The most recent technical study about asymmetric sideband technology is the subject of discussion by NAB’s Radio TechCheck newsletter.
The study was about lab tests at iBiquity Digital, done with funding from the NAB FASTROAD technology advocacy program. It was sent to the FCC by iBiquity in support of a proposal toauthorize use of asymmetric sidebands. FCC rules require equal-power sidebands; proponents would like the commission to allow stations to hike power “unequally,” to improve coverage without hurting first-adjacent signals on one side or the other.
As summarized by NAB, iBiquity wrote about improvements in the peak-to-average power ratio reduction (PAPR) algorithms involved in this approach, and discussed the results of a lab evaluation of the expected improvement in digital signal-to-noise ratio. The summary explains that the tests were performed using typical automotive HD Radio receivers with HD Radio chipsets made by ST Micro, NXP and Texas Instruments.
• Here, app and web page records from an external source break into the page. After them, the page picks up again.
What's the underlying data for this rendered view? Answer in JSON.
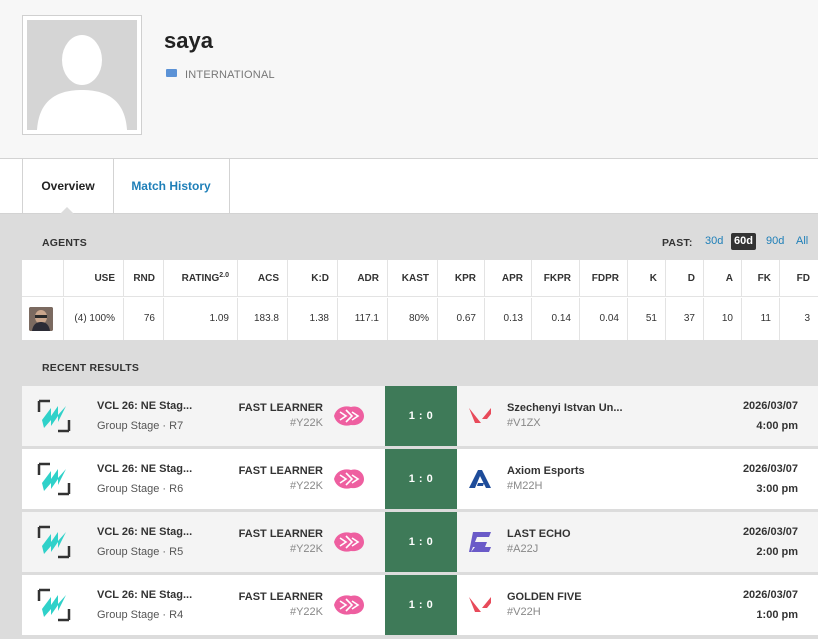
{
  "player": {
    "name": "saya",
    "country": "INTERNATIONAL"
  },
  "tabs": [
    {
      "label": "Overview",
      "active": true
    },
    {
      "label": "Match History",
      "active": false
    }
  ],
  "agents_section": {
    "title": "AGENTS",
    "past_label": "PAST:",
    "past_options": [
      "30d",
      "60d",
      "90d",
      "All"
    ],
    "past_selected": "60d",
    "columns": [
      "USE",
      "RND",
      "RATING",
      "ACS",
      "K:D",
      "ADR",
      "KAST",
      "KPR",
      "APR",
      "FKPR",
      "FDPR",
      "K",
      "D",
      "A",
      "FK",
      "FD"
    ],
    "rating_sup": "2.0",
    "rows": [
      {
        "agent_icon": "agent-portrait-icon",
        "values": [
          "(4) 100%",
          "76",
          "1.09",
          "183.8",
          "1.38",
          "117.1",
          "80%",
          "0.67",
          "0.13",
          "0.14",
          "0.04",
          "51",
          "37",
          "10",
          "11",
          "3"
        ]
      }
    ]
  },
  "results_section": {
    "title": "RECENT RESULTS",
    "matches": [
      {
        "event": "VCL 26: NE Stag...",
        "stage": "Group Stage",
        "sep": " · ",
        "round": "R7",
        "team1": "FAST LEARNER",
        "team1_tag": "#Y22K",
        "score": "1 : 0",
        "team2": "Szechenyi Istvan Un...",
        "team2_tag": "#V1ZX",
        "team2_logo": "valorant-logo-icon",
        "date": "2026/03/07",
        "time": "4:00 pm"
      },
      {
        "event": "VCL 26: NE Stag...",
        "stage": "Group Stage",
        "sep": " · ",
        "round": "R6",
        "team1": "FAST LEARNER",
        "team1_tag": "#Y22K",
        "score": "1 : 0",
        "team2": "Axiom Esports",
        "team2_tag": "#M22H",
        "team2_logo": "axiom-logo-icon",
        "date": "2026/03/07",
        "time": "3:00 pm"
      },
      {
        "event": "VCL 26: NE Stag...",
        "stage": "Group Stage",
        "sep": " · ",
        "round": "R5",
        "team1": "FAST LEARNER",
        "team1_tag": "#Y22K",
        "score": "1 : 0",
        "team2": "LAST ECHO",
        "team2_tag": "#A22J",
        "team2_logo": "last-echo-logo-icon",
        "date": "2026/03/07",
        "time": "2:00 pm"
      },
      {
        "event": "VCL 26: NE Stag...",
        "stage": "Group Stage",
        "sep": " · ",
        "round": "R4",
        "team1": "FAST LEARNER",
        "team1_tag": "#Y22K",
        "score": "1 : 0",
        "team2": "GOLDEN FIVE",
        "team2_tag": "#V22H",
        "team2_logo": "valorant-logo-icon",
        "date": "2026/03/07",
        "time": "1:00 pm"
      }
    ]
  },
  "colors": {
    "link": "#1e7fb8",
    "win_score_bg": "#3e7a58",
    "team1_logo": "#ee5fa0",
    "valorant_red": "#e84a5a",
    "axiom_blue": "#1e4c9a",
    "last_echo_purple": "#6a5ac8",
    "event_cyan": "#2fd1c9"
  }
}
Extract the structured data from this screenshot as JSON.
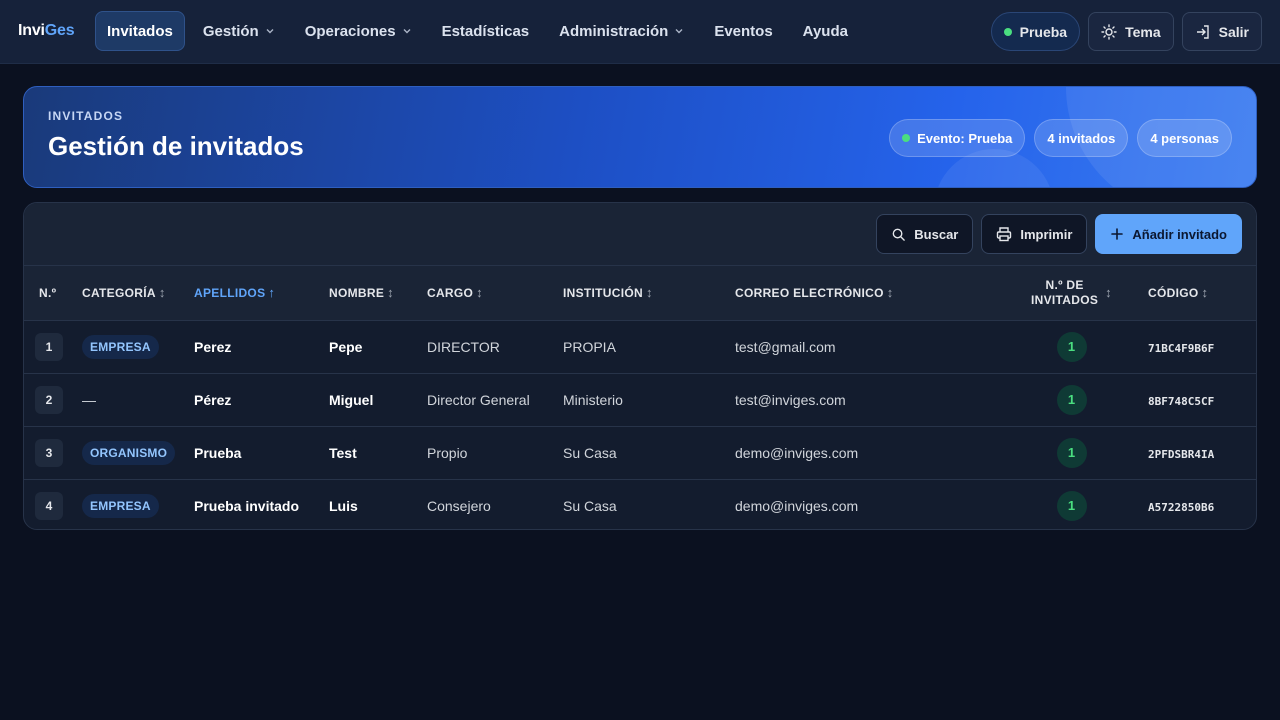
{
  "brand": {
    "part1": "Invi",
    "part2": "Ges"
  },
  "nav": {
    "items": [
      {
        "label": "Invitados",
        "active": true,
        "dropdown": false
      },
      {
        "label": "Gestión",
        "active": false,
        "dropdown": true
      },
      {
        "label": "Operaciones",
        "active": false,
        "dropdown": true
      },
      {
        "label": "Estadísticas",
        "active": false,
        "dropdown": false
      },
      {
        "label": "Administración",
        "active": false,
        "dropdown": true
      },
      {
        "label": "Eventos",
        "active": false,
        "dropdown": false
      },
      {
        "label": "Ayuda",
        "active": false,
        "dropdown": false
      }
    ],
    "event_label": "Prueba",
    "theme_label": "Tema",
    "logout_label": "Salir"
  },
  "hero": {
    "eyebrow": "INVITADOS",
    "title": "Gestión de invitados",
    "badges": {
      "event": "Evento: Prueba",
      "guests": "4 invitados",
      "people": "4 personas"
    }
  },
  "toolbar": {
    "search_label": "Buscar",
    "print_label": "Imprimir",
    "add_label": "Añadir invitado"
  },
  "table": {
    "headers": {
      "num": "N.º",
      "category": "CATEGORÍA",
      "surname": "APELLIDOS",
      "name": "NOMBRE",
      "position": "CARGO",
      "institution": "INSTITUCIÓN",
      "email": "CORREO ELECTRÓNICO",
      "guests_line1": "N.º DE",
      "guests_line2": "INVITADOS",
      "code": "CÓDIGO"
    },
    "sort_icon": "↕",
    "sorted_icon": "↑",
    "rows": [
      {
        "num": "1",
        "category": "EMPRESA",
        "surname": "Perez",
        "name": "Pepe",
        "position": "DIRECTOR",
        "institution": "PROPIA",
        "email": "test@gmail.com",
        "guests": "1",
        "code": "71BC4F9B6F"
      },
      {
        "num": "2",
        "category": "—",
        "surname": "Pérez",
        "name": "Miguel",
        "position": "Director General",
        "institution": "Ministerio",
        "email": "test@inviges.com",
        "guests": "1",
        "code": "8BF748C5CF"
      },
      {
        "num": "3",
        "category": "ORGANISMO",
        "surname": "Prueba",
        "name": "Test",
        "position": "Propio",
        "institution": "Su Casa",
        "email": "demo@inviges.com",
        "guests": "1",
        "code": "2PFDSBR4IA"
      },
      {
        "num": "4",
        "category": "EMPRESA",
        "surname": "Prueba invitado",
        "name": "Luis",
        "position": "Consejero",
        "institution": "Su Casa",
        "email": "demo@inviges.com",
        "guests": "1",
        "code": "A5722850B6"
      }
    ]
  }
}
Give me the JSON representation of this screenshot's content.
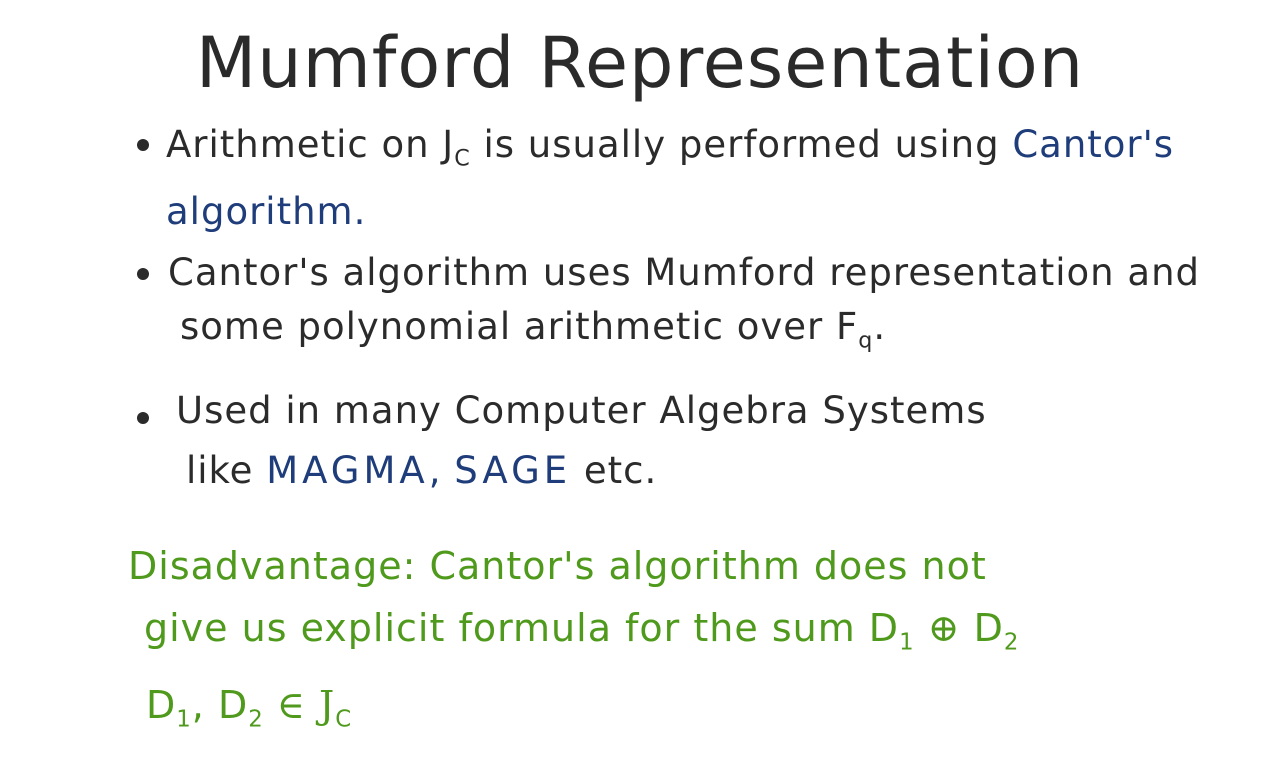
{
  "title": "Mumford Representation",
  "colors": {
    "ink": "#2b2b2b",
    "blue": "#1f3d7a",
    "green": "#4f9a1c"
  },
  "bullets": [
    {
      "line1_text": "Arithmetic on J",
      "line1_sub": "C",
      "line1_rest": " is usually performed using ",
      "line1_link": "Cantor's",
      "line2_link": "algorithm."
    },
    {
      "line1": "Cantor's algorithm uses Mumford representation and",
      "line2_text": "some polynomial arithmetic over F",
      "line2_sub": "q",
      "line2_end": "."
    },
    {
      "line1": "Used in many Computer Algebra Systems",
      "line2_prefix": "like ",
      "system1": "MAGMA",
      "separator": ", ",
      "system2": "SAGE",
      "line2_suffix": " etc."
    }
  ],
  "disadvantage": {
    "line1": "Disadvantage: Cantor's algorithm does not",
    "line2_text": "give us explicit formula for the sum D",
    "line2_sub1": "1",
    "line2_op": " ⊕ ",
    "line2_d2": "D",
    "line2_sub2": "2",
    "line3_d1": "D",
    "line3_sub1": "1",
    "line3_sep": ", D",
    "line3_sub2": "2",
    "line3_in": " ∈ J",
    "line3_subc": "C"
  }
}
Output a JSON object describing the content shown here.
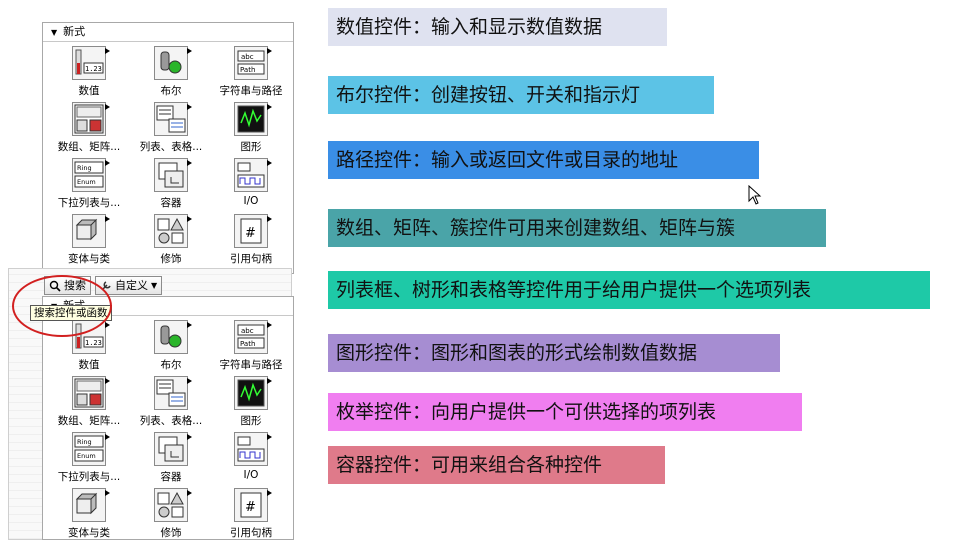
{
  "palette_top": {
    "section": "新式",
    "items": [
      {
        "label": "数值",
        "icon": "numeric-icon"
      },
      {
        "label": "布尔",
        "icon": "boolean-icon"
      },
      {
        "label": "字符串与路径",
        "icon": "string-path-icon"
      },
      {
        "label": "数组、矩阵...",
        "icon": "array-matrix-icon"
      },
      {
        "label": "列表、表格...",
        "icon": "list-table-icon"
      },
      {
        "label": "图形",
        "icon": "graph-icon"
      },
      {
        "label": "下拉列表与...",
        "icon": "ring-enum-icon"
      },
      {
        "label": "容器",
        "icon": "container-icon"
      },
      {
        "label": "I/O",
        "icon": "io-icon"
      },
      {
        "label": "变体与类",
        "icon": "variant-class-icon"
      },
      {
        "label": "修饰",
        "icon": "decorations-icon"
      },
      {
        "label": "引用句柄",
        "icon": "refnum-icon"
      }
    ]
  },
  "toolbar": {
    "search_label": "搜索",
    "customize_label": "自定义",
    "tooltip": "搜索控件或函数"
  },
  "palette_bottom": {
    "section": "新式",
    "items": [
      {
        "label": "数值",
        "icon": "numeric-icon"
      },
      {
        "label": "布尔",
        "icon": "boolean-icon"
      },
      {
        "label": "字符串与路径",
        "icon": "string-path-icon"
      },
      {
        "label": "数组、矩阵...",
        "icon": "array-matrix-icon"
      },
      {
        "label": "列表、表格...",
        "icon": "list-table-icon"
      },
      {
        "label": "图形",
        "icon": "graph-icon"
      },
      {
        "label": "下拉列表与...",
        "icon": "ring-enum-icon"
      },
      {
        "label": "容器",
        "icon": "container-icon"
      },
      {
        "label": "I/O",
        "icon": "io-icon"
      },
      {
        "label": "变体与类",
        "icon": "variant-class-icon"
      },
      {
        "label": "修饰",
        "icon": "decorations-icon"
      },
      {
        "label": "引用句柄",
        "icon": "refnum-icon"
      }
    ]
  },
  "icon_text": {
    "numeric": "1.23",
    "string": "abc",
    "path": "Path",
    "ring": "Ring",
    "enum": "Enum"
  },
  "notes": [
    {
      "text": "数值控件：输入和显示数值数据",
      "color": "#dfe2f0"
    },
    {
      "text": "布尔控件：创建按钮、开关和指示灯",
      "color": "#5cc3e6"
    },
    {
      "text": "路径控件：输入或返回文件或目录的地址",
      "color": "#3a8ee6"
    },
    {
      "text": "数组、矩阵、簇控件可用来创建数组、矩阵与簇",
      "color": "#4aa4a8"
    },
    {
      "text": "列表框、树形和表格等控件用于给用户提供一个选项列表",
      "color": "#1ec9a7"
    },
    {
      "text": "图形控件：图形和图表的形式绘制数值数据",
      "color": "#a68dd2"
    },
    {
      "text": "枚举控件：向用户提供一个可供选择的项列表",
      "color": "#f07ef0"
    },
    {
      "text": "容器控件：可用来组合各种控件",
      "color": "#df7a8a"
    }
  ]
}
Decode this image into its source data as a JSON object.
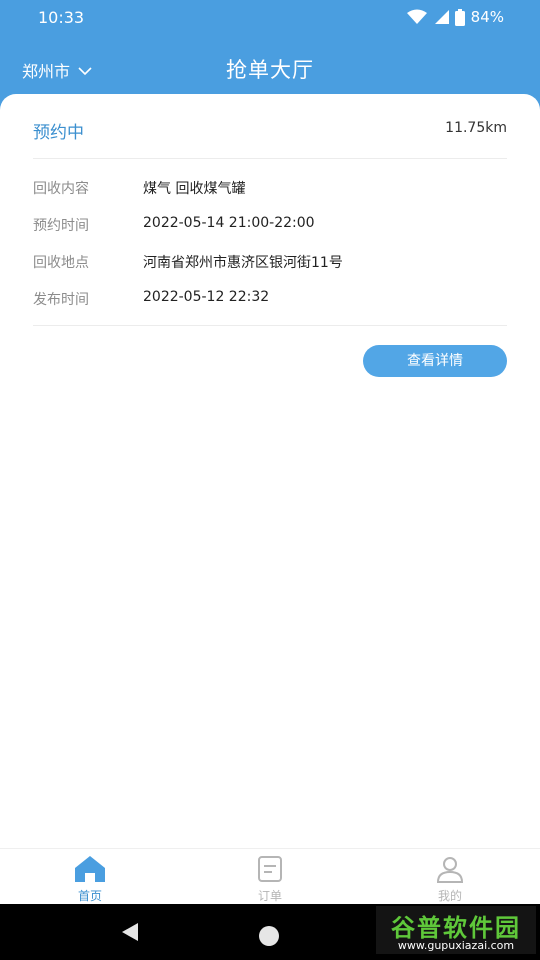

“Briefly, these tests established the bit error rate (BER) performance of the receivers under test as a function of digital SNR for various digital sideband configurations, both symmetric and asymmetric,” NAB wrote.
It continued: “Shown in the table is the increase in total digital power for various sideband configurations compared to the legacy configuration (equal power sidebands, total digital power of –20 dBc). Ideally, the improvement in digital SNR should track this increase in digital power so that, for example, in the case where the LSB and USB powers are set to –23 and –17 dBc, respectively (first row in table), and the total increased digital power is 3.96 dB, the expected improvement in digital SNR would also be 3.96 dB.”
An example of lab test results is shown, for a case with no interfering adjacent channel. “Each group of columns in the figure corresponds to one of the configurations shown in the table. The measured values indicate the improvement in digital SNR (in dB above the –20 dBc symmetric reference case) at which a BER of 5x10was achieved.”
NAB wrote that in the symmetric cases (–17/–17 and –13/–13), the expected performance, shown in black columns, and observed performance are virtually identical, as was also true with a 4 dB asymmetry (–17/–13).
“However, the cases with greater asymmetry demonstrate a shortfall over the expected performance. For the first case (–23 /–17), the expected digital SNR improvement is 3.96 dB, however the measured improvement for each receiver was only about 3 dB (a 1 dB shortfall), and similarly for the third case (–23 / –13) where a 2 dB shortfall is measured.” IBiquity, NAB summarized, believes that this shortfall is due to coding losses that are brought about by the extreme asymmetry in these received signals.
The full report is available at www.nabfastroad.org